TASK BRIEF
Search the data below for the word "label" and report how many lines contain it. Nothing but the number is needed.

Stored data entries

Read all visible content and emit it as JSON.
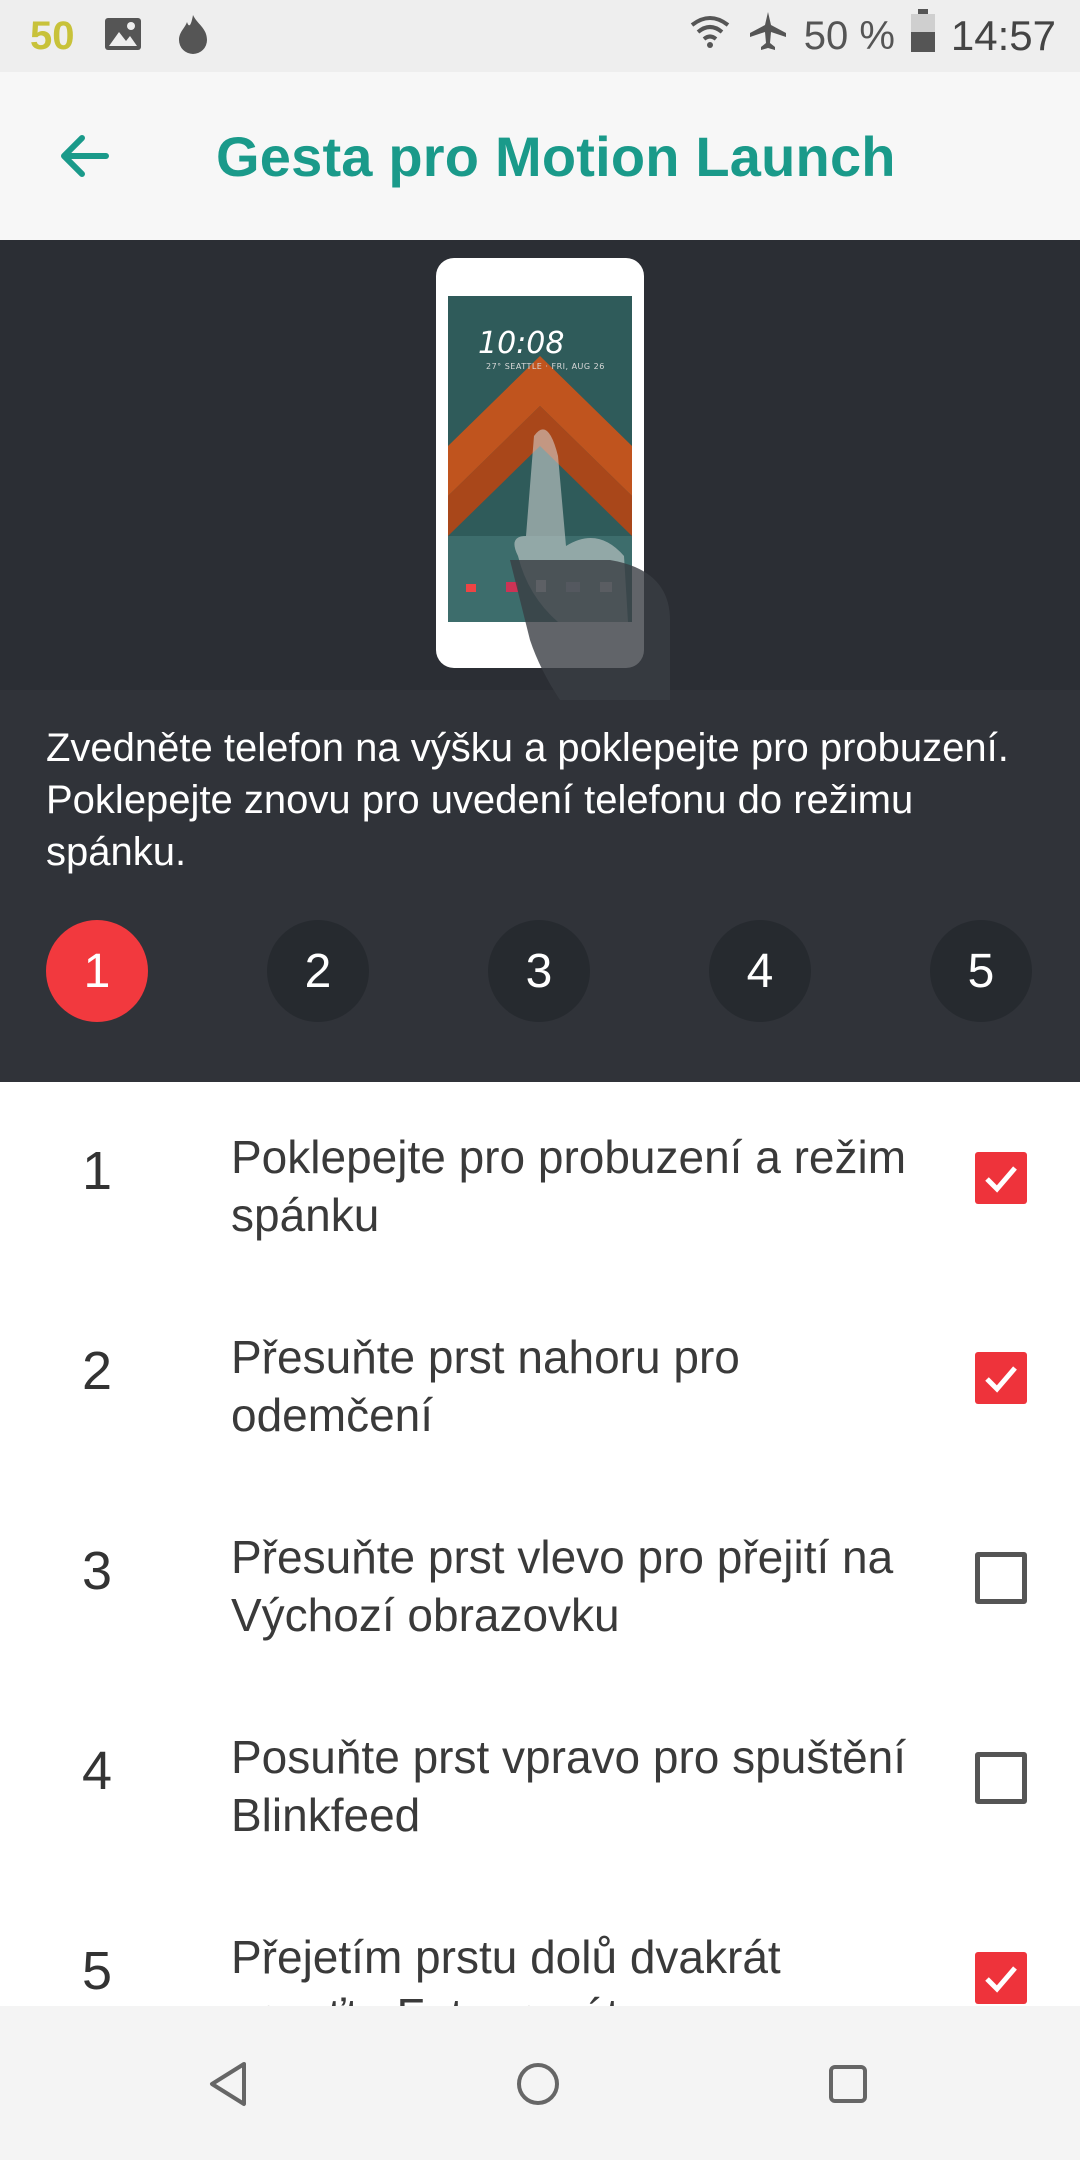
{
  "status_bar": {
    "notification_count": "50",
    "battery_percent": "50 %",
    "time": "14:57",
    "icons": [
      "image-icon",
      "flame-icon",
      "wifi-icon",
      "airplane-icon",
      "battery-icon"
    ]
  },
  "app_bar": {
    "title": "Gesta pro Motion Launch",
    "back_icon": "arrow-back-icon"
  },
  "illustration": {
    "clock_time": "10:08",
    "clock_sub": "27° SEATTLE · FRI, AUG 26"
  },
  "description": "Zvedněte telefon na výšku a poklepejte pro probuzení. Poklepejte znovu pro uvedení telefonu do režimu spánku.",
  "steps": {
    "items": [
      "1",
      "2",
      "3",
      "4",
      "5"
    ],
    "active": "1"
  },
  "gestures": [
    {
      "num": "1",
      "label": "Poklepejte pro probuzení a režim spánku",
      "checked": true
    },
    {
      "num": "2",
      "label": "Přesuňte prst nahoru pro odemčení",
      "checked": true
    },
    {
      "num": "3",
      "label": "Přesuňte prst vlevo pro přejití na Výchozí obrazovku",
      "checked": false
    },
    {
      "num": "4",
      "label": "Posuňte prst vpravo pro spuštění Blinkfeed",
      "checked": false
    },
    {
      "num": "5",
      "label": "Přejetím prstu dolů dvakrát spusťte Fotoaparát",
      "checked": true
    }
  ],
  "colors": {
    "accent_teal": "#1a9a8a",
    "accent_red": "#ee333b",
    "panel_dark": "#2a2d33"
  },
  "nav_bar": [
    "back-triangle-icon",
    "home-circle-icon",
    "recents-square-icon"
  ]
}
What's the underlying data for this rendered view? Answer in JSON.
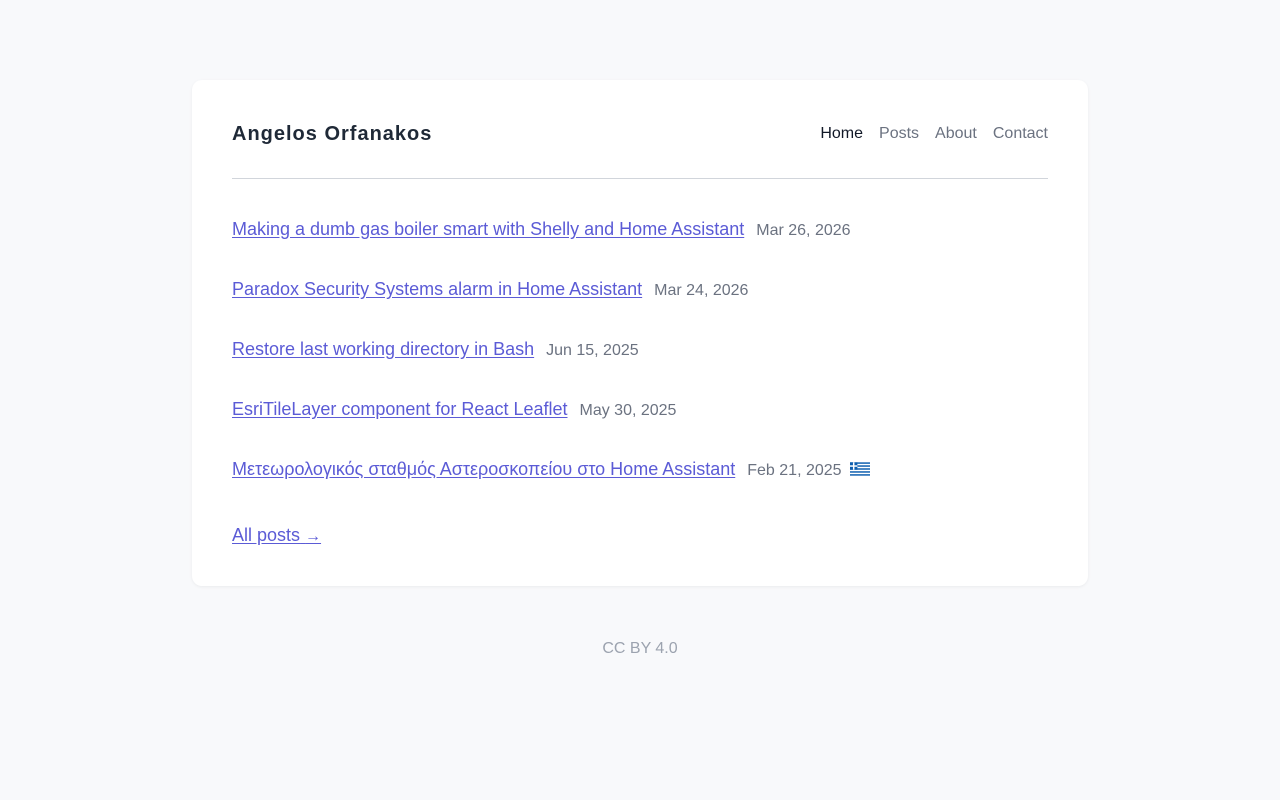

OUTPUT
5